Watton at Stone: A small hamlet with a big heart
PUBLISHED: 17:44 15 February 2010 | UPDATED: 15:13 20 February 2013
Marie Hardingham takes a look at bygone days in Watton-at-Stone and what makes this charming village an asset to the people who live there today
THE attractive parish of Watton-at-Stone is situated between Stevenage and Hertford in the valley of the River Beane. As you enter the village from the Hertford approach you see the imposing church of St Andrew and St Mary across the fields and the town's war memorial
The greater part of this tiny hamlet dates from the 20th century although some examples of 18th and 19th century architecture still remain. The pretty parish stretches along the high street with pubs and shops adorning either side. There is a nursery and primary school and the co-educational Heath Mount independent school is located just on the outskirts in Woodhall Park. The Waggon and Horses, The George and Dragon and The Bull provide watering-holes for the locals and a selection of shops include a supermarket, post office and a Chinese take-away, making it a village full of amenities.
With the development of housing estates life in Watton has changed considerably over the years especially since the closure of the Holden du Cros salmon packing factory in 1988, which was the main workplace for many residents and now the majority of villagers commute to surrounding areas.
Alan Rattue, 56, has lived in the village all his life and is a bit of a local historian. He collects all sorts of village memorabilia and has nearly 700 picture postcards dating way back to 1903. 'Each one tells a story,' says Alan.
The married father-of-two, who lives in the High Street, has been assembling his collection of postcards since 1984 and is currently writing a book on the history of the parish. He laughs, 'It started as a hobby, now it's an obsession.'

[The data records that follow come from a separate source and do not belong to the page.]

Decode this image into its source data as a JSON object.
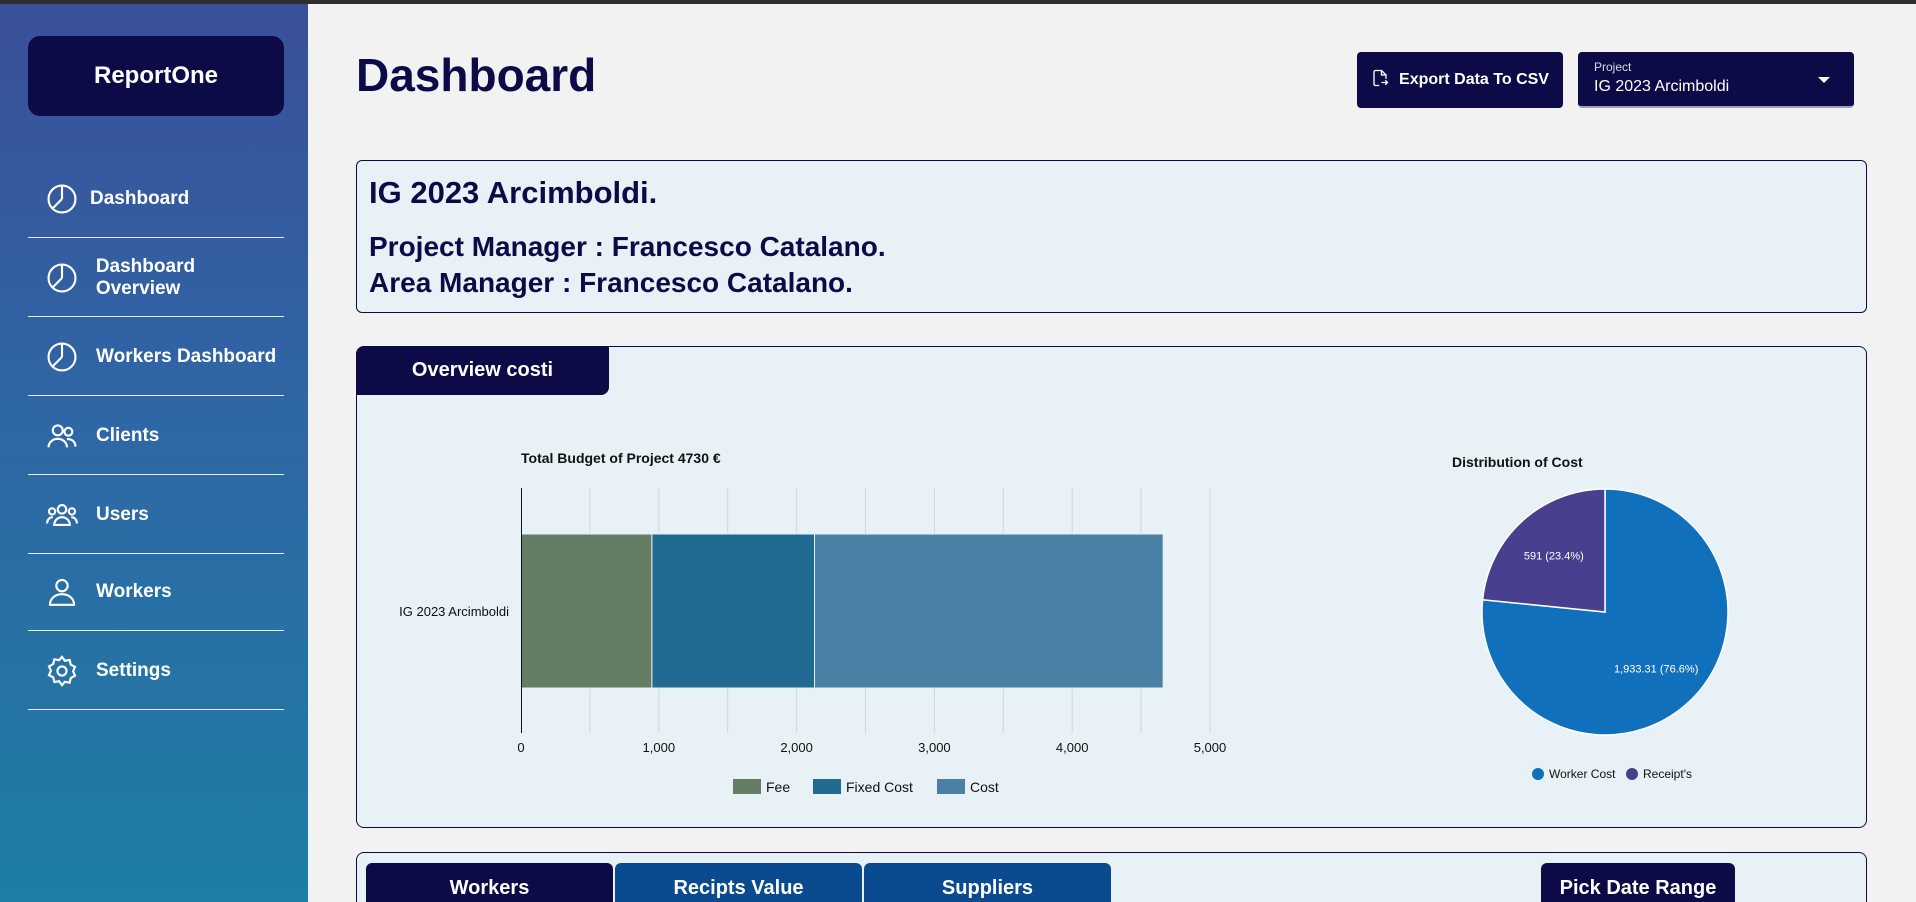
{
  "app": {
    "brand": "ReportOne"
  },
  "sidebar": {
    "items": [
      {
        "label": "Dashboard",
        "icon": "pie-chart-icon"
      },
      {
        "label": "Dashboard Overview",
        "icon": "pie-chart-icon"
      },
      {
        "label": "Workers Dashboard",
        "icon": "pie-chart-icon"
      },
      {
        "label": "Clients",
        "icon": "people-icon"
      },
      {
        "label": "Users",
        "icon": "group-icon"
      },
      {
        "label": "Workers",
        "icon": "person-icon"
      },
      {
        "label": "Settings",
        "icon": "gear-icon"
      }
    ]
  },
  "header": {
    "title": "Dashboard",
    "export_label": "Export Data To CSV",
    "export_icon": "file-export-icon",
    "project_select": {
      "label": "Project",
      "value": "IG 2023 Arcimboldi"
    }
  },
  "info": {
    "title": "IG 2023 Arcimboldi.",
    "project_manager": "Project Manager : Francesco Catalano.",
    "area_manager": "Area Manager : Francesco Catalano."
  },
  "overview": {
    "tab_label": "Overview costi"
  },
  "colors": {
    "navy": "#0d0b47",
    "fee": "#647d64",
    "fixed_cost": "#216a91",
    "cost": "#4a80a3",
    "worker_cost": "#1070bc",
    "receipts": "#48408e"
  },
  "chart_data": [
    {
      "type": "bar",
      "orientation": "horizontal",
      "stacked": true,
      "title": "Total Budget of Project 4730 €",
      "categories": [
        "IG 2023 Arcimboldi"
      ],
      "series": [
        {
          "name": "Fee",
          "values": [
            950
          ]
        },
        {
          "name": "Fixed Cost",
          "values": [
            1180
          ]
        },
        {
          "name": "Cost",
          "values": [
            2530
          ]
        }
      ],
      "xlim": [
        0,
        5000
      ],
      "x_ticks": [
        "0",
        "1,000",
        "2,000",
        "3,000",
        "4,000",
        "5,000"
      ],
      "grid": true,
      "legend": "bottom"
    },
    {
      "type": "pie",
      "title": "Distribution of Cost",
      "slices": [
        {
          "name": "Worker Cost",
          "value": 1933.31,
          "label": "1,933.31 (76.6%)"
        },
        {
          "name": "Receipt's",
          "value": 591,
          "label": "591 (23.4%)"
        }
      ],
      "legend": "bottom"
    }
  ],
  "bottom_tabs": {
    "items": [
      {
        "label": "Workers",
        "color": "#0d0b47"
      },
      {
        "label": "Recipts Value",
        "color": "#0a4a8e"
      },
      {
        "label": "Suppliers",
        "color": "#0a4a8e"
      }
    ],
    "date_range_label": "Pick Date Range"
  }
}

In 1968 the whole village was cut-off due to severe flooding. The local scout hut, which Alan helped build, was completely flattened and washed down river, blocking up the bridge and damming the water which resulted in the bridge collapsing. It was absolute devastation and boats were used as transport for a while. Both the bridge and the hut had to be totally rebuilt.
Alan believes the village demonstrates a strong community feel and adds, 'Life here is very social, people will always stop to chat.'
Alan Rattue is currently writing a book on the history of the parish and is appealing for help.
If anyone knows who is in the 'rabbit breeder' picture, left, then please contact Alan at firstname.lastname@example.org
Bend it like Watton
The quaint parish used to have a rifle club but in those days it was frowned upon for women to join such activities. Then one day the club relented and a woman was permitted, but while out shooting she accidentally shot and killed a cow and that put paid to the rifle club altogether.
Poaching was a common past-time for locals back then, but today in the village hobbies centre mainly on sporting pursuits such as kick boxing, cycling and tennis, and there is also a ladies football team. Currently they
are raising money for a new sports
field which is ironic really as the old sports field is where the rifle club used to shoot and where women were forbidden.
Manager of the team, 29-year-old John Fitzjohn, says, 'I moved to the village in 1994. it's a great place to live for anyone who likes sport, there's a variety of clubs available for all ages ranging from football to rambling.'
John Fitzjohn is looking for more players for the ladies football team.
If you are interested contact John at email@example.com